Of course, the latest example of dysfunctional dissonance in D.C. was the smack-down of the background check bill in the Senate. As we all know, the bill was killed by a few self-serving politicians even though it was favored by almost 90 percent of Americans, including the vast majority of the very constituents those asshats purportedly represent. Clearly, these empty suits represent only themselves in Washington.

It's time for a 21st-century brand of representative government. Today, we need a government of the connected people, by the connected people, able to process and act upon our direct input. Sure, we can still use elected representatives to place the actual votes -- kind of an administrative role -- but only after they get their instructions wired in from us first.

This is not such a strange idea. Consider how many other aspects of modern life, work and play have changed through empowering technology. It may sound trivial, but the emergence of iTunes means we no longer have to buy a whole album just to get the two good songs on it. In other words, "all or nothing" is a false premise. Companies like Uber, Airbnb, Hipmunk, Pinterest, Zipcar and myriad others all use social, mobile and big data technologies to cheaply and easily shake up old hidebound businesses. Wherever more information is applied to a problem choices go up, costs go down. The arrival of crowdfunding shows that little guys can join forces and make big things happen with small dollars. Everywhere you look middlemen and intermediaries are being replaced by new services and apps -- next up, we need apps (metaphor alert: please don't take the term too literally) for political parties, labor unions and government itself.
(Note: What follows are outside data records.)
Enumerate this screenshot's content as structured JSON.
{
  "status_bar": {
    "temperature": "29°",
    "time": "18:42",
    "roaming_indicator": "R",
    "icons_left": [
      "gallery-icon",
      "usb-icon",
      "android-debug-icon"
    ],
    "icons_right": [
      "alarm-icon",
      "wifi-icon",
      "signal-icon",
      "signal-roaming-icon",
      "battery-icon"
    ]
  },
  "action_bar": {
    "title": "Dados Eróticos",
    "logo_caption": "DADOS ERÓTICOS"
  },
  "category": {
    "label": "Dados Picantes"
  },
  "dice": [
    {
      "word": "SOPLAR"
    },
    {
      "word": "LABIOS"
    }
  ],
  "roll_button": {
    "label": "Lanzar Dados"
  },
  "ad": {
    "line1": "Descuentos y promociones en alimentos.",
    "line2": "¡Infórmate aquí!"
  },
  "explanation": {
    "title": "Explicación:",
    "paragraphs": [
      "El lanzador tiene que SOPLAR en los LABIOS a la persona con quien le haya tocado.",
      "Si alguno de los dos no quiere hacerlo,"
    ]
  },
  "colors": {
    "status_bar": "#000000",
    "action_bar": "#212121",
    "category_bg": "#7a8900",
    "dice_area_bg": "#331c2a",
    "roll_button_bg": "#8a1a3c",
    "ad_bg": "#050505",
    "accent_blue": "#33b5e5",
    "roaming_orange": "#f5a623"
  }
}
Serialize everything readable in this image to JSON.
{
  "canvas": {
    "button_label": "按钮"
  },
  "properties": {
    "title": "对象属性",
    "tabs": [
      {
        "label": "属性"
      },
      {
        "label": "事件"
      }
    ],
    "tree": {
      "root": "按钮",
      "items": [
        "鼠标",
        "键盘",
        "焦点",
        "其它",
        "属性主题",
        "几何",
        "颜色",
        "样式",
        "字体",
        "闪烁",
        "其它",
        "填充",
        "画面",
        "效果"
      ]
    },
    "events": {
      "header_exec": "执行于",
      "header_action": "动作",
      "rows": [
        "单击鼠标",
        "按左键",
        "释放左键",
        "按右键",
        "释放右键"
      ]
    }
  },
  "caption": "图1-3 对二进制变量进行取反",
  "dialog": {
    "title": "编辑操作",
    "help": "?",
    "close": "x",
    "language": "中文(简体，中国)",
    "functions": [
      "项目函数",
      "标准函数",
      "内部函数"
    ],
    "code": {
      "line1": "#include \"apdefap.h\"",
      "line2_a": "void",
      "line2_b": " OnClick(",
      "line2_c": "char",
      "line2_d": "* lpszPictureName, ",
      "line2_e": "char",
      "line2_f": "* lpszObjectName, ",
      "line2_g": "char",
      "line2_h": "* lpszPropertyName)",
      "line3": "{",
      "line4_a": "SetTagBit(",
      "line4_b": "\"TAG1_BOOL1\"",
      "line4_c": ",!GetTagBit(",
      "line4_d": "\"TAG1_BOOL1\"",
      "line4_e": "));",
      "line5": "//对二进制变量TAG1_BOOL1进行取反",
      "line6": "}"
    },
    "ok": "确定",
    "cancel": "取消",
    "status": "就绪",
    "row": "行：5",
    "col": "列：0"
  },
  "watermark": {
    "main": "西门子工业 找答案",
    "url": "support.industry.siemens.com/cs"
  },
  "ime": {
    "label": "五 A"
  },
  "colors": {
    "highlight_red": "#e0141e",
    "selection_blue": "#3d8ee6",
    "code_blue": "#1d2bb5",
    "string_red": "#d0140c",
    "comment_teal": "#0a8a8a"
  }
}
These institutions are hundreds of years old; change is well overdue.

The big idea: Wherever people can make decisions and speak for themselves, they prefer it. It is a nonpartisan concept. Even Democrats like me get it. This logic is easy enough to apply to government programs: For example, we don't need a pork-bloated take-it-or-leave-it budget anymore. We the people can rationally sort out, evaluate, vote on and crowdfund a la carte the important programs that make the most sense to us. We don't have perfect information, so we'll still leave some decisions for the administrators -- but we set the tone.

What we have today is inefficient, expensive and often reprehensible governance no matter what your political persuasion. It is a digital age, yet Washington is buried beneath paper mountains of misplaced veterans' claim files. In an era of big data and modeling, we have hand-drawn, gerrymandered political districts. In a time when you can buy a handgun with just a pulse, in some precincts you won't be issued a voting ballot without a cavity search.

Hard to imagine the current form of "representative" governance surviving another generation without undergoing massive changes. Fact is, the forces of change are already at work. Inevitably, technology's logic and liberation will seep in and change government practices the way it has changed everything else. Our job now is to allow this process to happen. The revolution is underway: Our real challenge will be to fight the impulse to resist change and defeat those who fear placing greater power in the hands of the people. Fortunately, self-preserving politicians don't need a weather app to know which way the wind blows.